Ghosts Of The Departed
April 29, 2014
With metronomic regularity, people leave us. Only a couple of decades ago "turnover" was a working metric in most fields. Highly sophisticated practitioners of personnel productivity datum like Met Life or IBM actually troubled over the loss of people across their skill departments. Today, turnover appears in radio lexicon -- but as a passive noun as opposed to an active verb. There will probably never be a great awakening; a return to the science of retention as a working value ... and most assuredly not in radio at large.
This leaves some of us stymied who have actually contemplated the terrible cost of losing someone valuable. The bullet train of time and the blasé acceptance of "expletive happens" combine to endow us with indifference about the comings and goings of people. The price we pay is incalculable. Let's start with the most obvious example of unwanted turnover: college sports. Like a bullfight, college sports are a tool for our amusement. When a coach is building a championship culture with talented recruits -- only to find an All-American freshman won't return for his remaining years to head instead to the NFL or NBA -- we mourn "Oh, what could have been!" But when a top-tier PD or a rookie sales sensation suddenly announces their departure for another endeavor, we shrug shoulders and fall in line with convention ... "hate to lose 'em but we can't make them stay; it's just part of the business."
There is heterodoxy in other fields. For example, top trainers in the insurance industry have developed complicated but impactful validation formulas through which they can precisely determine when a field agent becomes truly profitable. Hint: It's not in the first or second year. Only a handful of radio leaders recognize and develop low-turnover schemes knowing that a 25% increase in sellers who pass from a first-year "commercial visitor" to a fourth-year "sustaining resource" can make a massive difference in the company's top-line.
Most companies tolerate high turnover in their sales ranks believing it's just part of the game. This is crushing revenue potential since assuming good training, once a seller attains their third or fourth year means the odds of their retention and their productivity are far superior to rookies in the market. Think about calculating the cost of recruitment, in-field training, and the unseen sales gone-glimmering. The damage is incalculable and it continues by the day.
On the programming side of the building, some turnover, like sales, is unpreventable; generated by the company or the person. We've lost count of the occasions managers call with the directive to start a search; they're losing a key position. It is this hidden loss we can't measure. When a high-skill PD leaves owning advanced knowledge of ratings mechanics, a high level of music and perceptual research savvy and talent development skills, you can't possibly affirm with certainty the next PD will be on equal footing; even with a track record comparable to the exiting PD. Highly-rated talent departures are even more devastating. No matter how good replacements may sound, they're not Scott Shannon. It may be years before brand equity recovers and anyway ... what's a rating point worth in New York?

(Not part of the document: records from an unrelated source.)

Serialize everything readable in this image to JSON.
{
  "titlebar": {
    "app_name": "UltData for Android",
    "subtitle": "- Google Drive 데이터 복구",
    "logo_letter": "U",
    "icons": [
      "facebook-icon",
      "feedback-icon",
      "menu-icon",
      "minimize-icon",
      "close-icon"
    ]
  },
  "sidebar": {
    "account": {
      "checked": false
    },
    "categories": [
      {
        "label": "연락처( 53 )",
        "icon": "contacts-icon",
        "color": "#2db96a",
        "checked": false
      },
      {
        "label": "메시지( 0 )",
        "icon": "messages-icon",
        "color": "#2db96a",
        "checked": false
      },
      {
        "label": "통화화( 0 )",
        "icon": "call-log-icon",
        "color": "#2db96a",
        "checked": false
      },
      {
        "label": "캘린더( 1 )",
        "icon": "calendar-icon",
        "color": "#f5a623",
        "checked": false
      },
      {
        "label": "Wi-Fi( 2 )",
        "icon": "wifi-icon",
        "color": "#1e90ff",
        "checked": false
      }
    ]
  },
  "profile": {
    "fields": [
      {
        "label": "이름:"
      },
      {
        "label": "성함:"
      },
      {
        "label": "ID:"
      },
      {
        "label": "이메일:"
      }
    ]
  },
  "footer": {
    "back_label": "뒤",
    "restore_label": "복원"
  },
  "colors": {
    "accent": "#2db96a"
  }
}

We can't completely stem turnover, but we can do a hell of a lot more to reduce it within the so-called skilled-positions of our business. Over in the sports arena, we continue to hear the pop-syntax from coaches who when losing a key player invoke the catch phrase, "next-man-in." But catchy phrases con brio like "next-man-in" become their own contradiction. That sobriquet simply means the next man was riding the pines, holding the headphone chord. What's the real price of turnover in your building?